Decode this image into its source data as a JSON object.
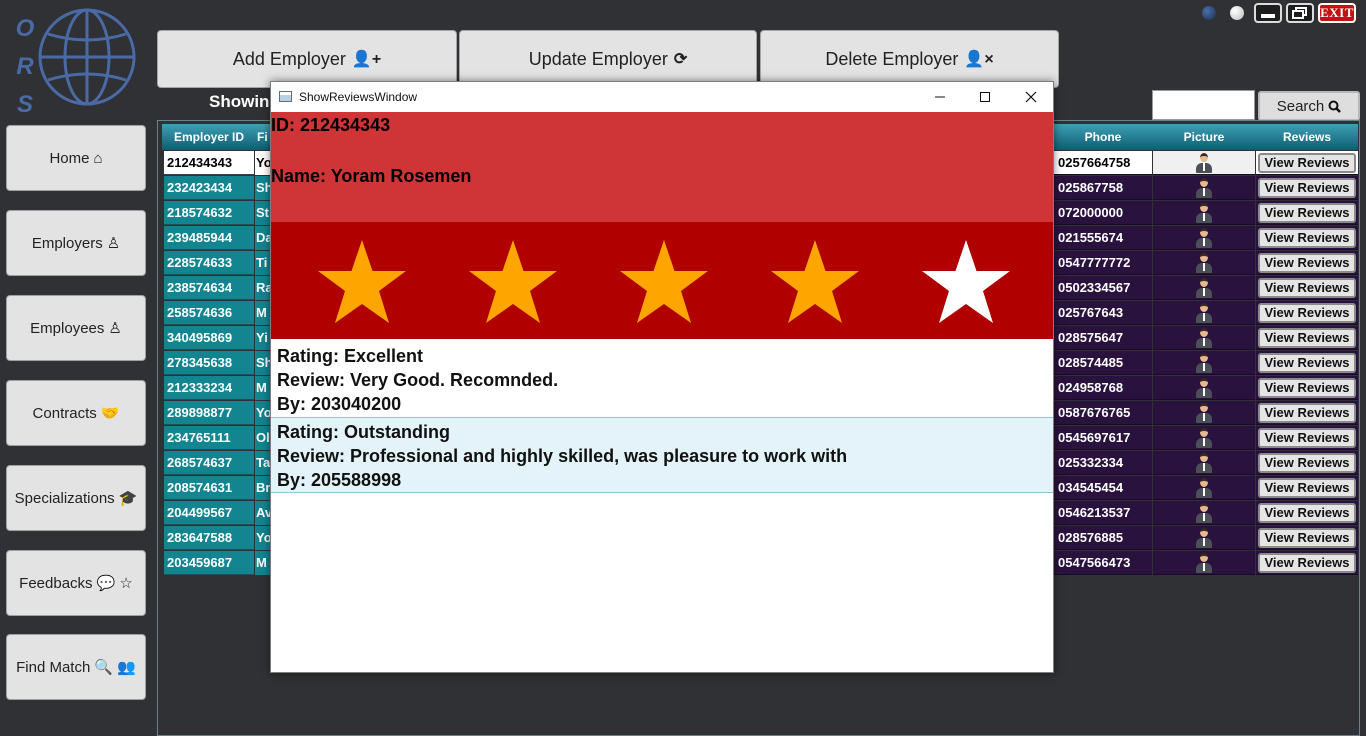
{
  "logo": {
    "letters": [
      "O",
      "R",
      "S"
    ]
  },
  "window_controls": {
    "exit_label": "EXIT"
  },
  "top_buttons": [
    {
      "label": "Add Employer",
      "icon": "user-plus-icon",
      "glyph": "👤+"
    },
    {
      "label": "Update Employer",
      "icon": "refresh-icon",
      "glyph": "⟳"
    },
    {
      "label": "Delete Employer",
      "icon": "user-times-icon",
      "glyph": "👤×"
    }
  ],
  "showing_label": "Showin",
  "search": {
    "value": "",
    "button_label": "Search"
  },
  "sidebar": [
    {
      "label": "Home",
      "icon": "home-icon",
      "glyph": "⌂"
    },
    {
      "label": "Employers",
      "icon": "user-icon",
      "glyph": "♙"
    },
    {
      "label": "Employees",
      "icon": "user-icon",
      "glyph": "♙"
    },
    {
      "label": "Contracts",
      "icon": "handshake-icon",
      "glyph": "🤝"
    },
    {
      "label": "Specializations",
      "icon": "graduation-cap-icon",
      "glyph": "🎓"
    },
    {
      "label": "Feedbacks",
      "icon": "comment-star-icon",
      "glyph": "💬 ☆"
    },
    {
      "label": "Find Match",
      "icon": "search-users-icon",
      "glyph": "🔍 👥"
    }
  ],
  "grid": {
    "headers": {
      "id": "Employer ID",
      "first": "Fi",
      "phone": "Phone",
      "picture": "Picture",
      "reviews": "Reviews"
    },
    "button_label": "View Reviews",
    "rows": [
      {
        "id": "212434343",
        "first": "Yo",
        "phone": "0257664758",
        "selected": true
      },
      {
        "id": "232423434",
        "first": "Sh",
        "phone": "025867758"
      },
      {
        "id": "218574632",
        "first": "St",
        "phone": "072000000"
      },
      {
        "id": "239485944",
        "first": "Da",
        "phone": "021555674"
      },
      {
        "id": "228574633",
        "first": "Ti",
        "phone": "0547777772"
      },
      {
        "id": "238574634",
        "first": "Ra",
        "phone": "0502334567"
      },
      {
        "id": "258574636",
        "first": "M",
        "phone": "025767643"
      },
      {
        "id": "340495869",
        "first": "Yi",
        "phone": "028575647"
      },
      {
        "id": "278345638",
        "first": "Sh",
        "phone": "028574485"
      },
      {
        "id": "212333234",
        "first": "M",
        "phone": "024958768"
      },
      {
        "id": "289898877",
        "first": "Yo",
        "phone": "0587676765"
      },
      {
        "id": "234765111",
        "first": "Ol",
        "phone": "0545697617"
      },
      {
        "id": "268574637",
        "first": "Ta",
        "phone": "025332334"
      },
      {
        "id": "208574631",
        "first": "Br",
        "phone": "034545454"
      },
      {
        "id": "204499567",
        "first": "Av",
        "phone": "0546213537"
      },
      {
        "id": "283647588",
        "first": "Yo",
        "phone": "028576885"
      },
      {
        "id": "203459687",
        "first": "M",
        "phone": "0547566473"
      }
    ]
  },
  "modal": {
    "title": "ShowReviewsWindow",
    "id_line": "ID:  212434343",
    "name_line": "Name:  Yoram Rosemen",
    "rating_stars": 4,
    "max_stars": 5,
    "colors": {
      "star_filled": "#ffa500",
      "star_empty": "#ffffff",
      "info_bg": "#cf3537",
      "stars_bg": "#b00000"
    },
    "reviews": [
      {
        "rating": "Rating: Excellent",
        "review": "Review: Very Good. Recomnded.",
        "by": "By: 203040200"
      },
      {
        "rating": "Rating: Outstanding",
        "review": "Review: Professional and highly skilled, was pleasure to work with",
        "by": "By: 205588998"
      }
    ]
  }
}
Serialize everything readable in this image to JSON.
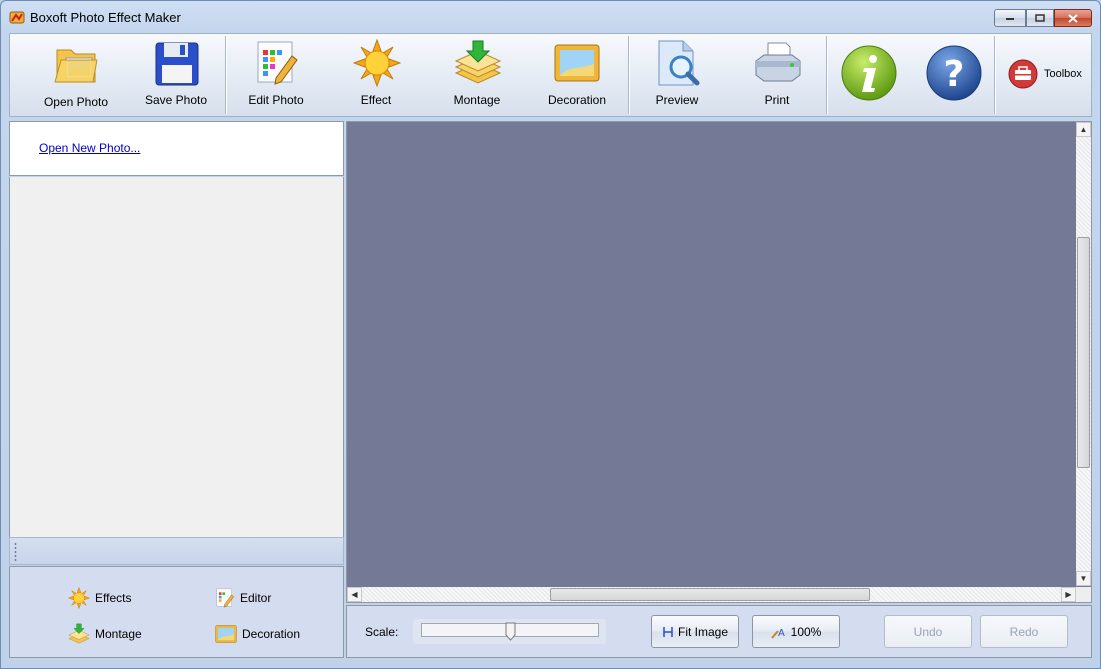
{
  "window": {
    "title": "Boxoft Photo Effect Maker"
  },
  "toolbar": {
    "open_photo": "Open Photo",
    "save_photo": "Save Photo",
    "edit_photo": "Edit Photo",
    "effect": "Effect",
    "montage": "Montage",
    "decoration": "Decoration",
    "preview": "Preview",
    "print": "Print",
    "toolbox": "Toolbox"
  },
  "left_panel": {
    "open_link": "Open New Photo...",
    "nav": {
      "effects": "Effects",
      "editor": "Editor",
      "montage": "Montage",
      "decoration": "Decoration"
    }
  },
  "bottom": {
    "scale_label": "Scale:",
    "scale_value": 0.5,
    "fit_image": "Fit Image",
    "zoom_100": "100%",
    "undo": "Undo",
    "redo": "Redo"
  },
  "colors": {
    "canvas": "#747a96",
    "link": "#0000cc",
    "info_green": "#7fb52a",
    "help_blue": "#2a57a8"
  }
}
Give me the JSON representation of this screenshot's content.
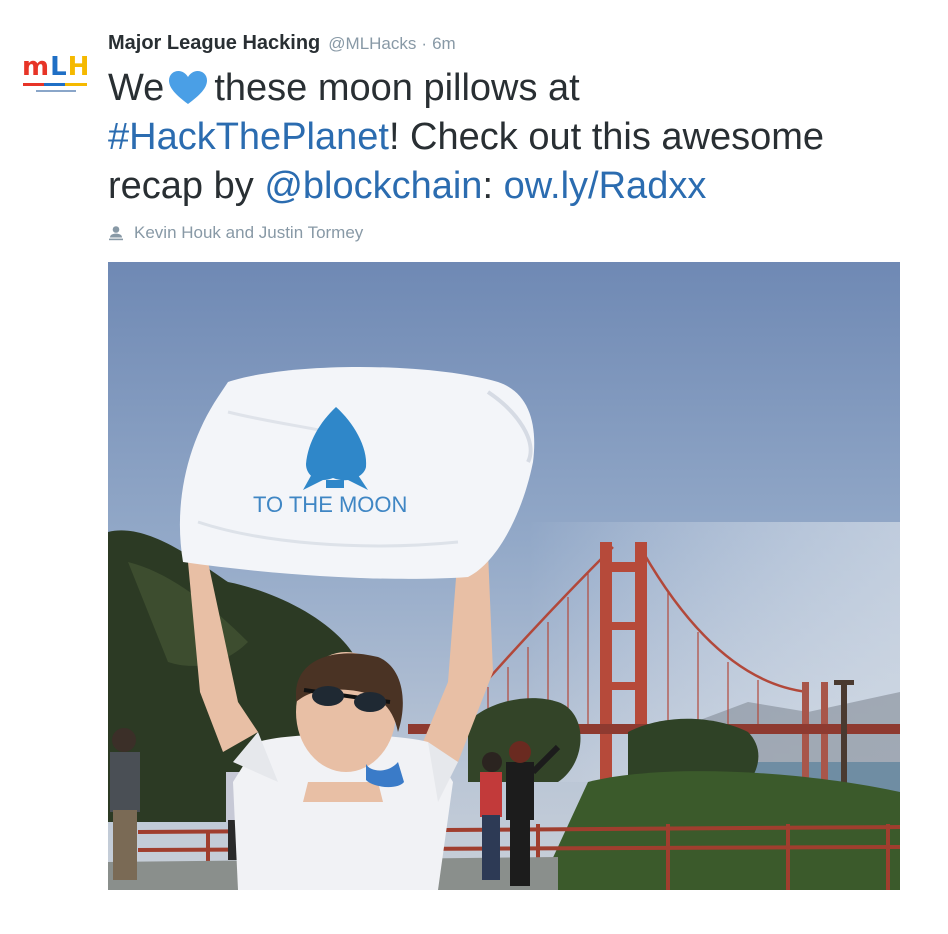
{
  "tweet": {
    "author_name": "Major League Hacking",
    "author_handle": "@MLHacks",
    "separator": "·",
    "timestamp": "6m",
    "avatar_letters": [
      "m",
      "L",
      "H"
    ],
    "text": {
      "part1": "We",
      "heart_icon": "heart-icon",
      "part2": "these moon pillows at",
      "hashtag": "#HackThePlanet",
      "part3": "! Check out this awesome recap by",
      "mention": "@blockchain",
      "colon": ":",
      "link": "ow.ly/Radxx"
    },
    "media_credit": {
      "icon": "person-icon",
      "text": "Kevin Houk and Justin Tormey"
    },
    "photo": {
      "pillow_text": "TO THE MOON"
    },
    "colors": {
      "link": "#2b6cb0",
      "heart": "#4a9fe6",
      "meta": "#8899a6",
      "text": "#292f33"
    }
  }
}
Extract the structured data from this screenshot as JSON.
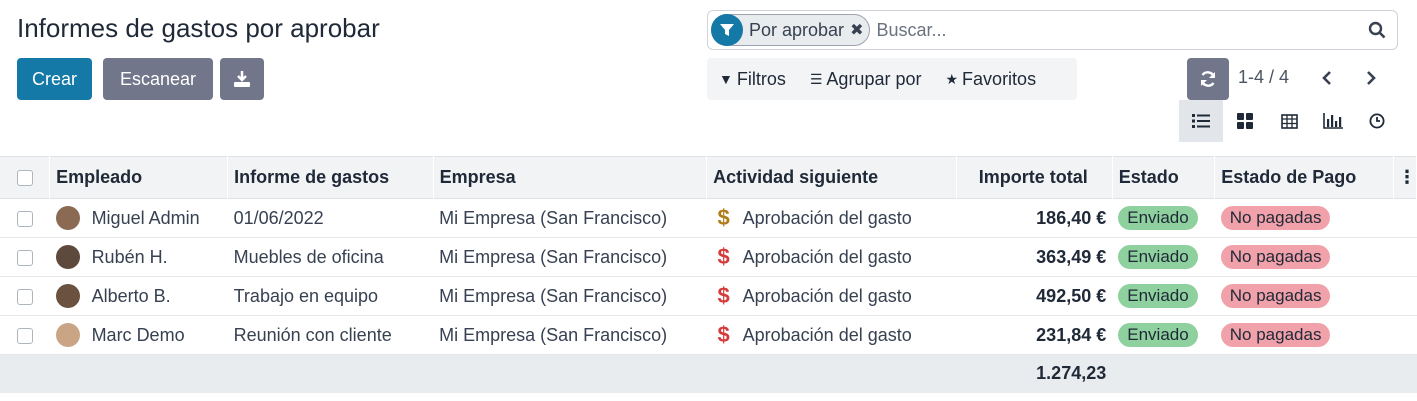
{
  "page": {
    "title": "Informes de gastos por aprobar"
  },
  "toolbar": {
    "create_label": "Crear",
    "scan_label": "Escanear"
  },
  "search": {
    "facet_label": "Por aprobar",
    "placeholder": "Buscar..."
  },
  "filters": {
    "filters_label": "Filtros",
    "group_label": "Agrupar por",
    "favorites_label": "Favoritos"
  },
  "pager": {
    "value": "1-4 / 4"
  },
  "colors": {
    "primary": "#1479a6",
    "secondary": "#71768a",
    "sent": "#8fd19e",
    "unpaid": "#f1a1a9",
    "dollar_warning": "#b07d1a",
    "dollar_danger": "#d63b3b"
  },
  "table": {
    "columns": {
      "employee": "Empleado",
      "report": "Informe de gastos",
      "company": "Empresa",
      "activity": "Actividad siguiente",
      "total": "Importe total",
      "state": "Estado",
      "payment_state": "Estado de Pago"
    },
    "rows": [
      {
        "employee": "Miguel Admin",
        "report": "01/06/2022",
        "company": "Mi Empresa (San Francisco)",
        "activity": "Aprobación del gasto",
        "activity_icon": "dollar-warning",
        "total": "186,40 €",
        "state": "Enviado",
        "payment_state": "No pagadas"
      },
      {
        "employee": "Rubén H.",
        "report": "Muebles de oficina",
        "company": "Mi Empresa (San Francisco)",
        "activity": "Aprobación del gasto",
        "activity_icon": "dollar-danger",
        "total": "363,49 €",
        "state": "Enviado",
        "payment_state": "No pagadas"
      },
      {
        "employee": "Alberto B.",
        "report": "Trabajo en equipo",
        "company": "Mi Empresa (San Francisco)",
        "activity": "Aprobación del gasto",
        "activity_icon": "dollar-danger",
        "total": "492,50 €",
        "state": "Enviado",
        "payment_state": "No pagadas"
      },
      {
        "employee": "Marc Demo",
        "report": "Reunión con cliente",
        "company": "Mi Empresa (San Francisco)",
        "activity": "Aprobación del gasto",
        "activity_icon": "dollar-danger",
        "total": "231,84 €",
        "state": "Enviado",
        "payment_state": "No pagadas"
      }
    ],
    "footer_total": "1.274,23"
  }
}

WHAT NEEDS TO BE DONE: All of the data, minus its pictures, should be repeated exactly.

THE ANSWER:
Decode this image into its source data as a JSON object.
{
  "logo": {
    "letters": [
      "O",
      "R",
      "S"
    ]
  },
  "window_controls": {
    "exit_label": "EXIT"
  },
  "top_buttons": [
    {
      "label": "Add Employer",
      "icon": "user-plus-icon",
      "glyph": "👤+"
    },
    {
      "label": "Update Employer",
      "icon": "refresh-icon",
      "glyph": "⟳"
    },
    {
      "label": "Delete Employer",
      "icon": "user-times-icon",
      "glyph": "👤×"
    }
  ],
  "showing_label": "Showin",
  "search": {
    "value": "",
    "button_label": "Search"
  },
  "sidebar": [
    {
      "label": "Home",
      "icon": "home-icon",
      "glyph": "⌂"
    },
    {
      "label": "Employers",
      "icon": "user-icon",
      "glyph": "♙"
    },
    {
      "label": "Employees",
      "icon": "user-icon",
      "glyph": "♙"
    },
    {
      "label": "Contracts",
      "icon": "handshake-icon",
      "glyph": "🤝"
    },
    {
      "label": "Specializations",
      "icon": "graduation-cap-icon",
      "glyph": "🎓"
    },
    {
      "label": "Feedbacks",
      "icon": "comment-star-icon",
      "glyph": "💬 ☆"
    },
    {
      "label": "Find Match",
      "icon": "search-users-icon",
      "glyph": "🔍 👥"
    }
  ],
  "grid": {
    "headers": {
      "id": "Employer ID",
      "first": "Fi",
      "phone": "Phone",
      "picture": "Picture",
      "reviews": "Reviews"
    },
    "button_label": "View Reviews",
    "rows": [
      {
        "id": "212434343",
        "first": "Yo",
        "phone": "0257664758",
        "selected": true
      },
      {
        "id": "232423434",
        "first": "Sh",
        "phone": "025867758"
      },
      {
        "id": "218574632",
        "first": "St",
        "phone": "072000000"
      },
      {
        "id": "239485944",
        "first": "Da",
        "phone": "021555674"
      },
      {
        "id": "228574633",
        "first": "Ti",
        "phone": "0547777772"
      },
      {
        "id": "238574634",
        "first": "Ra",
        "phone": "0502334567"
      },
      {
        "id": "258574636",
        "first": "M",
        "phone": "025767643"
      },
      {
        "id": "340495869",
        "first": "Yi",
        "phone": "028575647"
      },
      {
        "id": "278345638",
        "first": "Sh",
        "phone": "028574485"
      },
      {
        "id": "212333234",
        "first": "M",
        "phone": "024958768"
      },
      {
        "id": "289898877",
        "first": "Yo",
        "phone": "0587676765"
      },
      {
        "id": "234765111",
        "first": "Ol",
        "phone": "0545697617"
      },
      {
        "id": "268574637",
        "first": "Ta",
        "phone": "025332334"
      },
      {
        "id": "208574631",
        "first": "Br",
        "phone": "034545454"
      },
      {
        "id": "204499567",
        "first": "Av",
        "phone": "0546213537"
      },
      {
        "id": "283647588",
        "first": "Yo",
        "phone": "028576885"
      },
      {
        "id": "203459687",
        "first": "M",
        "phone": "0547566473"
      }
    ]
  },
  "modal": {
    "title": "ShowReviewsWindow",
    "id_line": "ID:  212434343",
    "name_line": "Name:  Yoram Rosemen",
    "rating_stars": 4,
    "max_stars": 5,
    "colors": {
      "star_filled": "#ffa500",
      "star_empty": "#ffffff",
      "info_bg": "#cf3537",
      "stars_bg": "#b00000"
    },
    "reviews": [
      {
        "rating": "Rating: Excellent",
        "review": "Review: Very Good. Recomnded.",
        "by": "By: 203040200"
      },
      {
        "rating": "Rating: Outstanding",
        "review": "Review: Professional and highly skilled, was pleasure to work with",
        "by": "By: 205588998"
      }
    ]
  }
}
Serialize everything readable in this image to JSON.
{
  "window": {
    "title": "Boxoft Photo Effect Maker"
  },
  "toolbar": {
    "open_photo": "Open Photo",
    "save_photo": "Save Photo",
    "edit_photo": "Edit Photo",
    "effect": "Effect",
    "montage": "Montage",
    "decoration": "Decoration",
    "preview": "Preview",
    "print": "Print",
    "toolbox": "Toolbox"
  },
  "left_panel": {
    "open_link": "Open New Photo...",
    "nav": {
      "effects": "Effects",
      "editor": "Editor",
      "montage": "Montage",
      "decoration": "Decoration"
    }
  },
  "bottom": {
    "scale_label": "Scale:",
    "scale_value": 0.5,
    "fit_image": "Fit Image",
    "zoom_100": "100%",
    "undo": "Undo",
    "redo": "Redo"
  },
  "colors": {
    "canvas": "#747a96",
    "link": "#0000cc",
    "info_green": "#7fb52a",
    "help_blue": "#2a57a8"
  }
}
Give me the JSON representation of this screenshot's content.
{
  "tweet": {
    "author_name": "Major League Hacking",
    "author_handle": "@MLHacks",
    "separator": "·",
    "timestamp": "6m",
    "avatar_letters": [
      "m",
      "L",
      "H"
    ],
    "text": {
      "part1": "We",
      "heart_icon": "heart-icon",
      "part2": "these moon pillows at",
      "hashtag": "#HackThePlanet",
      "part3": "! Check out this awesome recap by",
      "mention": "@blockchain",
      "colon": ":",
      "link": "ow.ly/Radxx"
    },
    "media_credit": {
      "icon": "person-icon",
      "text": "Kevin Houk and Justin Tormey"
    },
    "photo": {
      "pillow_text": "TO THE MOON"
    },
    "colors": {
      "link": "#2b6cb0",
      "heart": "#4a9fe6",
      "meta": "#8899a6",
      "text": "#292f33"
    }
  }
}
Extract the structured data from this screenshot as JSON.
{
  "page": {
    "title": "Informes de gastos por aprobar"
  },
  "toolbar": {
    "create_label": "Crear",
    "scan_label": "Escanear"
  },
  "search": {
    "facet_label": "Por aprobar",
    "placeholder": "Buscar..."
  },
  "filters": {
    "filters_label": "Filtros",
    "group_label": "Agrupar por",
    "favorites_label": "Favoritos"
  },
  "pager": {
    "value": "1-4 / 4"
  },
  "colors": {
    "primary": "#1479a6",
    "secondary": "#71768a",
    "sent": "#8fd19e",
    "unpaid": "#f1a1a9",
    "dollar_warning": "#b07d1a",
    "dollar_danger": "#d63b3b"
  },
  "table": {
    "columns": {
      "employee": "Empleado",
      "report": "Informe de gastos",
      "company": "Empresa",
      "activity": "Actividad siguiente",
      "total": "Importe total",
      "state": "Estado",
      "payment_state": "Estado de Pago"
    },
    "rows": [
      {
        "employee": "Miguel Admin",
        "report": "01/06/2022",
        "company": "Mi Empresa (San Francisco)",
        "activity": "Aprobación del gasto",
        "activity_icon": "dollar-warning",
        "total": "186,40 €",
        "state": "Enviado",
        "payment_state": "No pagadas"
      },
      {
        "employee": "Rubén H.",
        "report": "Muebles de oficina",
        "company": "Mi Empresa (San Francisco)",
        "activity": "Aprobación del gasto",
        "activity_icon": "dollar-danger",
        "total": "363,49 €",
        "state": "Enviado",
        "payment_state": "No pagadas"
      },
      {
        "employee": "Alberto B.",
        "report": "Trabajo en equipo",
        "company": "Mi Empresa (San Francisco)",
        "activity": "Aprobación del gasto",
        "activity_icon": "dollar-danger",
        "total": "492,50 €",
        "state": "Enviado",
        "payment_state": "No pagadas"
      },
      {
        "employee": "Marc Demo",
        "report": "Reunión con cliente",
        "company": "Mi Empresa (San Francisco)",
        "activity": "Aprobación del gasto",
        "activity_icon": "dollar-danger",
        "total": "231,84 €",
        "state": "Enviado",
        "payment_state": "No pagadas"
      }
    ],
    "footer_total": "1.274,23"
  }
}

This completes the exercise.